Vintage Sewing

Unprinted Precut Vintage Sewing Patterns

January 15, 2017

My least favorite thing about sewing is cutting out pattern pieces.

Whether it means wrangling enormous sheets of tissue to find the pieces I need or taping and cutting printer paper from PDFs, it’s just a slog for me. (Pssst, speaking of PDFs, we’re putting PDFs up in shop this month if you want to sneak a peek – official announcement to follow once we’re finished.) 

Actually as I was typing this I had a flashback to the last time I tried to turn a spaghetti strap right side out- considering there were bellows of rage and several unladylike gestures thrown to the heavens, cutting out pattern pieces might have to be second least favorite. But anyway, cutting out pieces = zero fun in this house.

So I’m all about unprinted vintage patterns, like this Simplicity pattern from the 1930s. 

I love that they can come straight out of the envelope and onto the fabric, but the marking system of various punched holes can take some adjusting to.

If you haven’t had a chance to sew with many genuine vintage patterns yet, staring down at a big blank piece of tissue can be unnerving, so here’s something you may not know: there was a brief period of time in the early 1940s when Simplicity (and just Simplicity I think…I’ve never seen another brand do this) released patterns that were both precut and printed, like this:

Best of both worlds, right? Well, maybe, maybe not.

The argument for printing patterns instead of precutting them was that printing is more accurate than punching pieces from a giant stack of tissue paper which might shift around as the cut was made. If you’ve ever accidentally sewn something using the wrong seam allowance, you’ve already seen how a tiny deviation can have big results on a finished garment.

If you want to try one of these pre-cut printed patterns, you need to be looking for Simplicity patterns from the early 1940s like these:

Not confident in your pattern envelope dating skills? Here’s a tip – look at the hair styles. If you spend a little time with a cup of coffee scrolling through pinterest (torture, right?) you’ll start to get a feel for the haircuts associated with each period.

You’ll also see on the logo in teeny tiny text it says ‘cut to exact size’ above ‘printed pattern’, like this:

[insert record scratch noise here]

About a week after I confidently asserted that only Simplicity did this, I found another one…this time a 1956 Vogue Pattern. Here it is:

You can see at the bottom of the front of the envelope and on the back flap ‘Vogue’s new printed and perforated patterns’.

Here’s a pattern piece, showing the seam line printed on and notches and perforations precut.

  1. Yes – I too detest cutting pattern pieces! That is definitely one of the best benefits to using vintage…they’re ready to go! I wonder if we can get modern patterns to bring this back.

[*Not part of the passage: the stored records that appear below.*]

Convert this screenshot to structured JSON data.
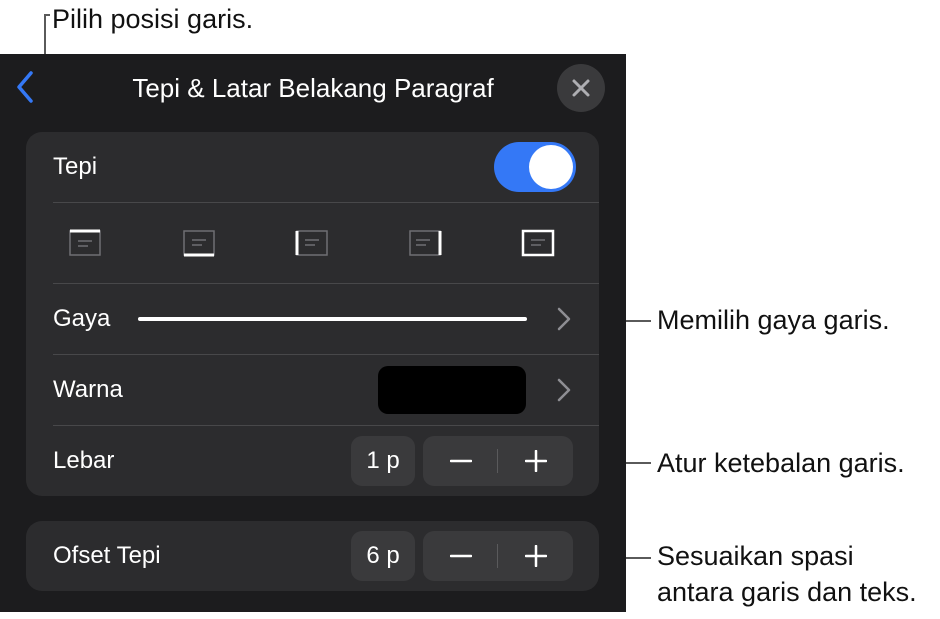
{
  "callouts": {
    "position": "Pilih posisi garis.",
    "style": "Memilih gaya garis.",
    "width": "Atur ketebalan garis.",
    "offset_line1": "Sesuaikan spasi",
    "offset_line2": "antara garis dan teks."
  },
  "panel": {
    "title": "Tepi & Latar Belakang Paragraf",
    "icons": {
      "back": "chevron-left-icon",
      "close": "close-icon"
    }
  },
  "borders": {
    "label": "Tepi",
    "enabled": true,
    "positions": [
      "top-border",
      "bottom-border",
      "left-border",
      "right-border",
      "all-borders"
    ]
  },
  "style": {
    "label": "Gaya"
  },
  "color": {
    "label": "Warna",
    "value": "#000000"
  },
  "width": {
    "label": "Lebar",
    "value": "1 p",
    "decrement": "−",
    "increment": "+"
  },
  "offset": {
    "label": "Ofset Tepi",
    "value": "6 p",
    "decrement": "−",
    "increment": "+"
  },
  "colors": {
    "accent": "#3478f6",
    "panel": "#1c1c1e",
    "group": "#2c2c2e",
    "control": "#3a3a3c"
  }
}
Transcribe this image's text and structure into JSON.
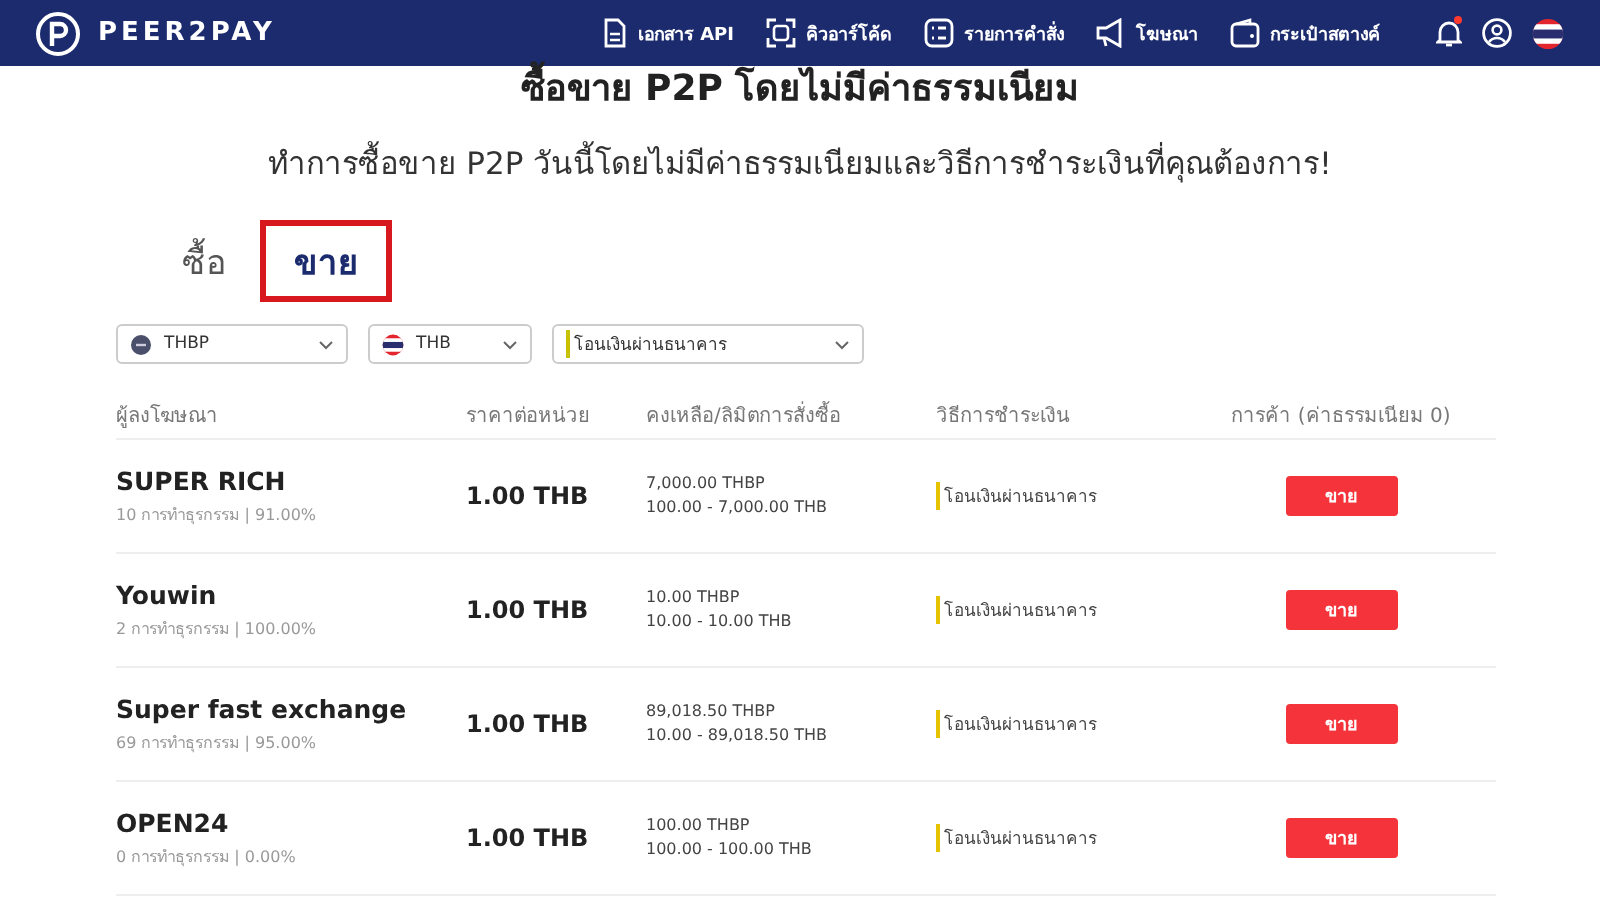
{
  "header": {
    "brand": "PEER2PAY",
    "nav": [
      "เอกสาร API",
      "คิวอาร์โค้ด",
      "รายการคำสั่ง",
      "โฆษณา",
      "กระเป๋าสตางค์"
    ],
    "notification_dot": true
  },
  "hero": {
    "title": "ซื้อขาย P2P โดยไม่มีค่าธรรมเนียม",
    "subtitle": "ทำการซื้อขาย P2P วันนี้โดยไม่มีค่าธรรมเนียมและวิธีการชำระเงินที่คุณต้องการ!"
  },
  "tabs": [
    {
      "label": "ซื้อ",
      "selected": false
    },
    {
      "label": "ขาย",
      "selected": true
    }
  ],
  "filters": [
    {
      "kind": "coin",
      "value": "THBP"
    },
    {
      "kind": "flag",
      "value": "THB"
    },
    {
      "kind": "method",
      "value": "โอนเงินผ่านธนาคาร"
    }
  ],
  "table": {
    "columns": [
      "ผู้ลงโฆษณา",
      "ราคาต่อหน่วย",
      "คงเหลือ/ลิมิตการสั่งซื้อ",
      "วิธีการชำระเงิน",
      "การค้า (ค่าธรรมเนียม 0)"
    ],
    "rows": [
      {
        "advertiser": "SUPER RICH",
        "stats": "10 การทำธุรกรรม | 91.00%",
        "price": "1.00 THB",
        "available": "7,000.00 THBP",
        "limit": "100.00 - 7,000.00 THB",
        "method": "โอนเงินผ่านธนาคาร",
        "action": "ขาย"
      },
      {
        "advertiser": "Youwin",
        "stats": "2 การทำธุรกรรม | 100.00%",
        "price": "1.00 THB",
        "available": "10.00 THBP",
        "limit": "10.00 - 10.00 THB",
        "method": "โอนเงินผ่านธนาคาร",
        "action": "ขาย"
      },
      {
        "advertiser": "Super fast exchange",
        "stats": "69 การทำธุรกรรม | 95.00%",
        "price": "1.00 THB",
        "available": "89,018.50 THBP",
        "limit": "10.00 - 89,018.50 THB",
        "method": "โอนเงินผ่านธนาคาร",
        "action": "ขาย"
      },
      {
        "advertiser": "OPEN24",
        "stats": "0 การทำธุรกรรม | 0.00%",
        "price": "1.00 THB",
        "available": "100.00 THBP",
        "limit": "100.00 - 100.00 THB",
        "method": "โอนเงินผ่านธนาคาร",
        "action": "ขาย"
      }
    ]
  }
}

    I have a few mid 1930s patterns from Pictorial Review and they are the same as some early 40’s Simplicity’s – both pre-cut with the hole punch markings and printed with instructions on each piece. I always assumed that the early 40’s Simplicity patterns did this because they bought out Pictorial Review Company somewhere between 1936 and 1939, and carried over their acquired pattern brand’s customs for a number of years. Also, from what I see in my collection, the Simplicity pattern envelopes with the yellow logo type seem to stay between ’41 and ’42.

  2. I have some modern re-issue retro patterns, but now days I feel overwhelmed at the thought of cutting tissue, and all the printing on them.
    I so prefer the pre cut hole punched pieces.
    I have some with minimal printed text as well as holes punched.

  3. I have a very charming memory of confusing the unprinted #6 piece with the #9 piece of a dress a couple of years ago. And two similar but not similar enough pieces I cut the wrong way. Outside of those mishaps… I trace them all, and mark them very very carefully. And date them.

Leave a Reply

Your email address will not be published.

This site uses Akismet to reduce spam. Learn how your comment data is processed.